**ACTIVITY:**
Copies of all lines that contain "value" are needed; take them from the data below.

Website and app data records
************

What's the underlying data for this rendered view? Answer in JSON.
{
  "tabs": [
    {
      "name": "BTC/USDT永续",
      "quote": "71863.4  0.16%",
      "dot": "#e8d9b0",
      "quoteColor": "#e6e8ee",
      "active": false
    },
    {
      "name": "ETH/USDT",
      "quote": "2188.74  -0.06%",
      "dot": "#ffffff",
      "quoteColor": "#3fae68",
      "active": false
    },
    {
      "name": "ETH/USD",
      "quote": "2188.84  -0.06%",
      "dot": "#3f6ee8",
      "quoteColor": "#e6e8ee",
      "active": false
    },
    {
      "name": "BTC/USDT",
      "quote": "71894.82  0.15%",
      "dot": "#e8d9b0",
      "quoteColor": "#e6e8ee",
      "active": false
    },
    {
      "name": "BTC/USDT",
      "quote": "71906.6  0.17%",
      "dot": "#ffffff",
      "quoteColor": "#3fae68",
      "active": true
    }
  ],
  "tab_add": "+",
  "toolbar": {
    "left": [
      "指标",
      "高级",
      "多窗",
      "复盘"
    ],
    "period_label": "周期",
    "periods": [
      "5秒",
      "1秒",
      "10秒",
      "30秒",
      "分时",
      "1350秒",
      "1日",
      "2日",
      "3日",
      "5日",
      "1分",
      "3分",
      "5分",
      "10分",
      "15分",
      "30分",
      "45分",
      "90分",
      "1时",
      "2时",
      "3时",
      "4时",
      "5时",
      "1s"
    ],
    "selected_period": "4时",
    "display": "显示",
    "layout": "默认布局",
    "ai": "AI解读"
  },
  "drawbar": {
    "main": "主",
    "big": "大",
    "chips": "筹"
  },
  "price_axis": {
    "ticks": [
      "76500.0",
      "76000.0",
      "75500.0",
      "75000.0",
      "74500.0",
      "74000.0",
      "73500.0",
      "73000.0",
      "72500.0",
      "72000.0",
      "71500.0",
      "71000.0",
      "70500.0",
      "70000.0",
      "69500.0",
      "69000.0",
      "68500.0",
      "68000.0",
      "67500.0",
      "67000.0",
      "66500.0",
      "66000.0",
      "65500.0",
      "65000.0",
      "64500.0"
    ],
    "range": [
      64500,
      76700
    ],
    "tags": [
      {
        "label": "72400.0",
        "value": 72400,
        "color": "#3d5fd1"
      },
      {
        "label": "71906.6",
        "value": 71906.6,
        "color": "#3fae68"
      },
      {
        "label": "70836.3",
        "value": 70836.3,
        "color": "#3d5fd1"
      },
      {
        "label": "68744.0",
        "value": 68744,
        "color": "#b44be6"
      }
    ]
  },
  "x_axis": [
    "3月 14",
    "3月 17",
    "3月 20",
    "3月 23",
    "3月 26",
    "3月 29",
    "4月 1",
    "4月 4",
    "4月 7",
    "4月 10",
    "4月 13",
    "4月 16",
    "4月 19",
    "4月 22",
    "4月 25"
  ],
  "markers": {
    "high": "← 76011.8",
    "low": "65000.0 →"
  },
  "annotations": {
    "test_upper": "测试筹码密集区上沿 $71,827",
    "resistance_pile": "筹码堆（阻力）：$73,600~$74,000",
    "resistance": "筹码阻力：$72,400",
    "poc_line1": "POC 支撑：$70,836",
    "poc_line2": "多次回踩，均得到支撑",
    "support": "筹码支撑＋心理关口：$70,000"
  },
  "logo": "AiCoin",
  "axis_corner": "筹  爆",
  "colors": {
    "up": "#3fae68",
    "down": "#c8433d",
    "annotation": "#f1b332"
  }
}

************

**PROBLEM SOLUTION:**
        "value": 72400,
        "value": 71906.6,
        "value": 70836.3,
        "value": 68744,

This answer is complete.